Saturday, 13 August 2011

Day 43: The Horrors of Cut-Price Travel

I HATE coach travel. 

There - I've said it.  I dutifully went for the frugal option for my Ireland trip, and I suffered for it.  There is a reason why those who have money choose the plane or the train.  Because you have to spend just a little less time mingling with the obnoxious and the drunken.  How can you be drunk at 6.15am?  A couple of my fellow passengers managed it.

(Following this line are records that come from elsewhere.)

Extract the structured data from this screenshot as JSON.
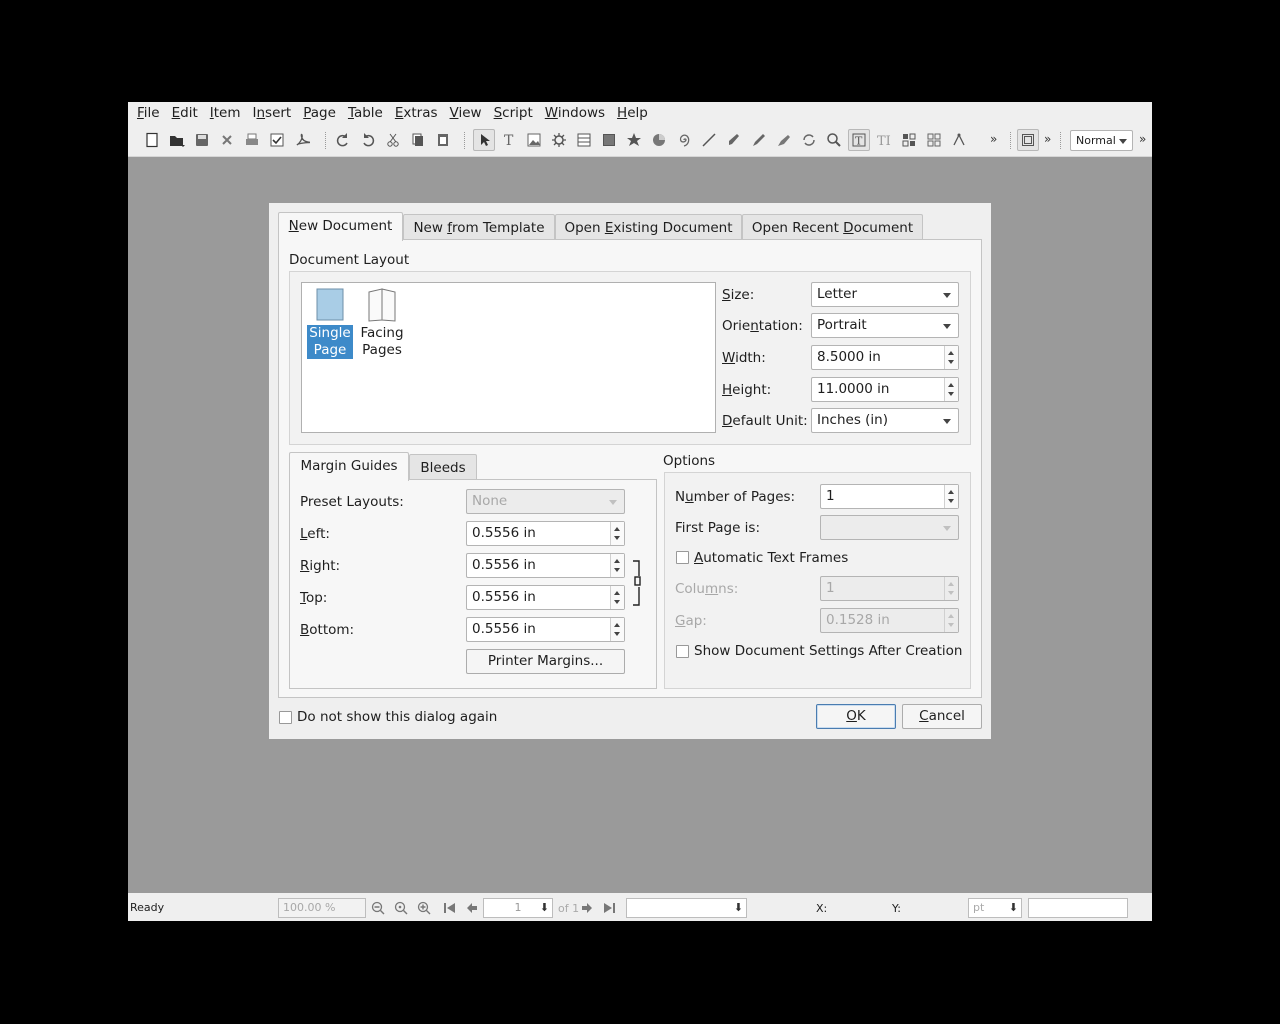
{
  "menubar": {
    "items": [
      {
        "label": "File",
        "mnemonic": "F",
        "rest": "ile"
      },
      {
        "label": "Edit",
        "mnemonic": "E",
        "rest": "dit"
      },
      {
        "label": "Item",
        "mnemonic": "I",
        "rest": "tem"
      },
      {
        "label": "Insert",
        "pre": "I",
        "mnemonic": "n",
        "rest": "sert"
      },
      {
        "label": "Page",
        "mnemonic": "P",
        "rest": "age"
      },
      {
        "label": "Table",
        "mnemonic": "T",
        "rest": "able"
      },
      {
        "label": "Extras",
        "mnemonic": "E",
        "rest": "xtras"
      },
      {
        "label": "View",
        "mnemonic": "V",
        "rest": "iew"
      },
      {
        "label": "Script",
        "mnemonic": "S",
        "rest": "cript"
      },
      {
        "label": "Windows",
        "mnemonic": "W",
        "rest": "indows"
      },
      {
        "label": "Help",
        "mnemonic": "H",
        "rest": "elp"
      }
    ]
  },
  "toolbar": {
    "view_mode": "Normal",
    "overflow_glyph": "»"
  },
  "dialog": {
    "tabs": [
      {
        "label": "New Document",
        "pre": "",
        "mnemonic": "N",
        "rest": "ew Document"
      },
      {
        "label": "New from Template",
        "pre": "New ",
        "mnemonic": "f",
        "rest": "rom Template"
      },
      {
        "label": "Open Existing Document",
        "pre": "Open ",
        "mnemonic": "E",
        "rest": "xisting Document"
      },
      {
        "label": "Open Recent Document",
        "pre": "Open Recent ",
        "mnemonic": "D",
        "rest": "ocument"
      }
    ],
    "document_layout": {
      "title": "Document Layout",
      "layouts": [
        {
          "line1": "Single",
          "line2": "Page",
          "selected": true
        },
        {
          "line1": "Facing",
          "line2": "Pages",
          "selected": false
        }
      ],
      "size": {
        "pre": "",
        "mnemonic": "S",
        "rest": "ize:",
        "value": "Letter"
      },
      "orientation": {
        "pre": "Orie",
        "mnemonic": "n",
        "rest": "tation:",
        "value": "Portrait"
      },
      "width": {
        "pre": "",
        "mnemonic": "W",
        "rest": "idth:",
        "value": "8.5000 in"
      },
      "height": {
        "pre": "",
        "mnemonic": "H",
        "rest": "eight:",
        "value": "11.0000 in"
      },
      "default_unit": {
        "pre": "",
        "mnemonic": "D",
        "rest": "efault Unit:",
        "value": "Inches (in)"
      }
    },
    "margins": {
      "tabs": [
        "Margin Guides",
        "Bleeds"
      ],
      "preset_label": "Preset Layouts:",
      "preset_value": "None",
      "left": {
        "mnemonic": "L",
        "rest": "eft:",
        "value": "0.5556 in"
      },
      "right": {
        "mnemonic": "R",
        "rest": "ight:",
        "value": "0.5556 in"
      },
      "top": {
        "mnemonic": "T",
        "rest": "op:",
        "value": "0.5556 in"
      },
      "bottom": {
        "mnemonic": "B",
        "rest": "ottom:",
        "value": "0.5556 in"
      },
      "printer_margins_button": "Printer Margins..."
    },
    "options": {
      "title": "Options",
      "num_pages": {
        "pre": "N",
        "mnemonic": "u",
        "rest": "mber of Pages:",
        "value": "1"
      },
      "first_page_label": "First Page is:",
      "first_page_value": "",
      "auto_text_frames": {
        "mnemonic": "A",
        "rest": "utomatic Text Frames",
        "checked": false
      },
      "columns": {
        "pre": "Colu",
        "mnemonic": "m",
        "rest": "ns:",
        "value": "1"
      },
      "gap": {
        "mnemonic": "G",
        "rest": "ap:",
        "value": "0.1528 in"
      },
      "show_settings": {
        "label": "Show Document Settings After Creation",
        "checked": false
      }
    },
    "footer": {
      "dont_show": {
        "label": "Do not show this dialog again",
        "checked": false
      },
      "ok": {
        "mnemonic": "O",
        "rest": "K"
      },
      "cancel": {
        "mnemonic": "C",
        "rest": "ancel"
      }
    }
  },
  "statusbar": {
    "status": "Ready",
    "zoom": "100.00 %",
    "page": "1",
    "of_pages": "of 1",
    "layer": "",
    "x_label": "X:",
    "y_label": "Y:",
    "unit": "pt"
  }
}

First of all, the coach ticket stated that I should be at the bus station an hour early.  Why on earth?  It is not as if there was anything resembling security screening.  It is a bus, for Pete's sake!  And an hour early when your bus leaves at 5.15am is very early indeed.  But, fearful of being somehow barred from the journey, I decided to aim for 45 minutes early instead.  I dutifully trundled my suitcase through the streets of Edinburgh (still busy with late night revellers), and arrived at the bus station to find that it didn't even bloody open until 4.45am.  That's right.  It doesn't open until half an hour after you are instructed to arrive.

The bus arrived.  I got on the bus.  There were only four of us, and for the first hour of the journey, things were peaceful.  Then - and I am sorry to stereotype - we arrived in Glasgow.  About 20 people got on.  Some were still recovering from the night before.  One was particularly foul-mouthed.  And all were noisy.  Very noisy.  Then there was a particularly pleasant moment, when someone lit up, and the driver stopped the coach on the hard shoulder and threatened to throw whoever it was off the bus.  And then, after Ayr, two 10 year old boys sat behind me, and decided that it would be highly amusing to crawl under the seats and appear at my feet, so that had I been wearing a skirt, they would have been in a perfect position to look up it.  I resisted the temptation to stamp on the young face at my feet, and instead summoned from the depths of my dark soul my best teacherly tone and tore a strip off them.  They didn't do it again.

After this almost unendurable journey, we finally arrived at the ferry terminal.  Only to find that because the boat had broken down, the 9am sailing had been cancelled, and we would all have to take the noon service instead.  Given that I only had 24 hours in Ireland, this was a huge chunk out of my time.  In a tone tired but mild (in a strained kind of way), I requested a complaints form from the girl at the desk.  I was met with a blank look.  Obviously, we are not supposed to complain, but just let them shoo us into the over-crowded waiting room without anything like an offer of a cup of tea.  All credit to Citylink/National Express, though, because they quickly arranged to transfer us to the Cairnryan-Larne service, run by another ferry company, sailing at 10.30am.  In the event, we arrived in Belfast only half an hour late, and I was impressed by that.  But what a horrid horrid journey.

This is the first time that I have hated having less money.  I don't mind the longer travelling time.  I don't mind the extra planning and preparation.  I don't particularly like, but can cope with, the limits on my social life.  But I do mind the obnoxious behaviour by other people in an environment from which there is no escape.  And now I really really resent my self-imposed poverty, and want to have enough money to travel everywhere first class from now on.  Because more than anything, what money buys you is space, seclusion, privacy, and good old-fashioned peace and quiet.  That is true luxury.

Forgive my misanthropy.  I am sure I will soon regain my general air of vague benignity towards my fellow human beings.  I've just had a little too much of them today.

Total Expenditure: £7.30

2 comments:

Jeremy said...

Stereotype it may be, but location has got to have played a part in this. I have taken coach journeys from London to Exeter and to Sheffield this year, and noone did anything louder than talking on their mobile phones.

Fran said...

Maybe. I don't want to diss Glasgow - it is a great place, and very friendly, and I have friends and family there. I am afraid the experience just brought out the stereotypical cool and snooty Edinburghian in me!